Why is Graphics Hardware So Fast?
Date and Time
Wednesday, December 5, 2001 - 4:00pm to 5:30pm
Computer Science Small Auditorium (Room 105)
Distinguished Lecture Series
Pat Hanrahan, from Stanford University
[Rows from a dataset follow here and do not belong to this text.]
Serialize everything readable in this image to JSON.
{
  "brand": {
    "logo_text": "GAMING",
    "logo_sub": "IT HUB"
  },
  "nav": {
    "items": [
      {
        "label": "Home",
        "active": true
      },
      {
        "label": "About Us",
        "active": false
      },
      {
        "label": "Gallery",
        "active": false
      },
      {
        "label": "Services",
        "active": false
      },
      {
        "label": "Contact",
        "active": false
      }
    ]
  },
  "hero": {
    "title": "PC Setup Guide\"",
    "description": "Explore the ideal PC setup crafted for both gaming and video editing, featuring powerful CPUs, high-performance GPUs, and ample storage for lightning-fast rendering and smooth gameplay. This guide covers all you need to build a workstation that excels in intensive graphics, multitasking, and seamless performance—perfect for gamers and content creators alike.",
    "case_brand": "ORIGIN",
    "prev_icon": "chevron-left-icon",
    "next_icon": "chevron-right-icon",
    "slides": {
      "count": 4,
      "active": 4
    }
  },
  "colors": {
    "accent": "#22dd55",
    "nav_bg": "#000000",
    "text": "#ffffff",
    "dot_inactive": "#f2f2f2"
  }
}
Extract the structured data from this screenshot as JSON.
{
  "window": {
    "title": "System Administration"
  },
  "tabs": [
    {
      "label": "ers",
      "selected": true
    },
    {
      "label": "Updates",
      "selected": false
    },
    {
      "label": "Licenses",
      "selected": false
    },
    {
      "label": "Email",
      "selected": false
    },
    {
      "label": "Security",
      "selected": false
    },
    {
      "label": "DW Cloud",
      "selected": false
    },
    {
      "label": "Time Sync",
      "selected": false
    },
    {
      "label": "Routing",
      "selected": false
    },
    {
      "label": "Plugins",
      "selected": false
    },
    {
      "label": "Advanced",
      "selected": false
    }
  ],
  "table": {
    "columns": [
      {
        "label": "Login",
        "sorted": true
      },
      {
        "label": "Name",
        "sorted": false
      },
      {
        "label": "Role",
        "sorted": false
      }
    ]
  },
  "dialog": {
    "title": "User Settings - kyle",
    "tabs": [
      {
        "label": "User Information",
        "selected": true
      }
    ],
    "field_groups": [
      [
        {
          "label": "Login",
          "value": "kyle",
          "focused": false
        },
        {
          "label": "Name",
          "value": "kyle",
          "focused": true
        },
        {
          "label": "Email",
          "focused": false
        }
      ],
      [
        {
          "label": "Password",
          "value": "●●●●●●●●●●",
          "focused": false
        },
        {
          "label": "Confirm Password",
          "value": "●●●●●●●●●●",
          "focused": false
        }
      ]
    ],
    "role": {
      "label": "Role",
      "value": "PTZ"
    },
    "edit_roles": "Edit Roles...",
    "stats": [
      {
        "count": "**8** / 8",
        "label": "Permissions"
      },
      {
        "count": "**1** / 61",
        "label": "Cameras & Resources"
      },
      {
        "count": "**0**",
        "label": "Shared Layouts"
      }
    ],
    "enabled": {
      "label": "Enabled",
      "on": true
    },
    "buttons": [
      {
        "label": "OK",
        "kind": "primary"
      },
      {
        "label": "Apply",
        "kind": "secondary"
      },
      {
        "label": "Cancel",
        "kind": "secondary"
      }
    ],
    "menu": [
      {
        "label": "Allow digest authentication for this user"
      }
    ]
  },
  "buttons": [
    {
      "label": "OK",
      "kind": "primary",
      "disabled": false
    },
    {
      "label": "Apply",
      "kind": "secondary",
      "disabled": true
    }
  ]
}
Recently NVIDIA has claimed that their graphics processors (or GPUs) are improving at a rate three times faster than Moore's Law. For many years the performance of SGI graphics workstations was increasing at roughly 75% per year. The result is that the latest generation of commodity graphics and game chips are much faster than the main processor. The quoted performances range from 50-100 gigaflops and to approximately 1 tera-8bit-ops. This increase in performance comes along with additional functionality. The most recent innovation is programmable vertex and fragment stages that allow them to compute a wide range of new effects. Why are these graphics processors so fast? Will the future performance of GPUs continue to increase faster than CPUs? And, if so, what are the implications for computing?